The Attorney General of Ontario released a report last week on the Ontario Human Rights Review for 2012. While both the Attorney General and the Ontario Human Rights Commission both function within the greater Ontario government, this review was created independently of government agency, with the aim to examine how the current system performs toward the highest goals to maintain justice, transparency, timeliness, and works against systemic discrimination.
The Tribunal, the Commission, and the newly-created Human Rights Legal Support Centre make up a functioning triumvirate for legislative Human Rights in Ontario. In 2008, a widespread re-organization of the legislative bodies took place to improve the efficiency of the system.

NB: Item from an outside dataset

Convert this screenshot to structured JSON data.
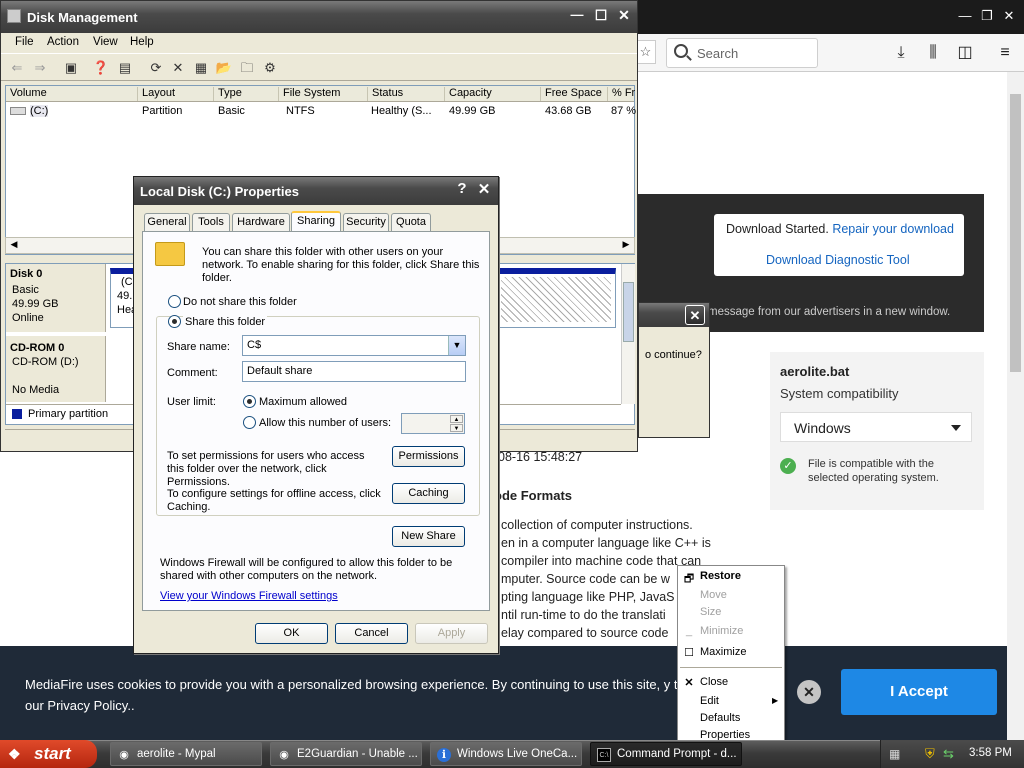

Looking at a track record for cases passed between the Commission and the Tribunal, the Attorney General also assessed the efficacy of the Centre, which was formed to provide legal assistance and support for people applying cases to the other two branches. It should be noted that the Centre has allowed for 85 percent of cases to reach resolution through mediation, before having to go to the Tribunal for a formal hearing, which speaks to the new approach of involving the subjects of cases more interactively in their cases, and moving away from a more antagonistic approach. It was thus recommended that the Centre’s funding receive a significant increase to better respond to the large number of cases it receives.
Without reducing the observations to a single point, it can be said that the report found that these three branches would function better if there were on process dialogue between them. Making clear that the system as a whole functions well, and that the recommendations made were minor, they do need attention for the Ontario human rights system to move on to what he calls “the next level” of public service. The speed and smoothness of applications was suggested to increase – this finding applied to all three branches.
The Attorney General pointed out that while most people do not engage with Ontario Human Rights at the case-level, the Code and its working organizations exist for everyone in Ontario, and everyone benefits from their existence and activities.
Do you feel you have benefited directly or indirectly from the new Ontario Human Rights system? Why or why not?
In the second part of this post that will be published next Monday, I will speak of conclusion of the report as it relates to employment in the private sector.
First Reference Human Resources and Compliance Editor
- Ontario Human Rights Commission to update its policy on creed and religious observances - November 29, 2012
- The control of the personal data ecosystem belongs to the individual - November 26, 2012
- Report on the Ontario human rights review revisited:Concerns it may raise for employers - November 19, 2012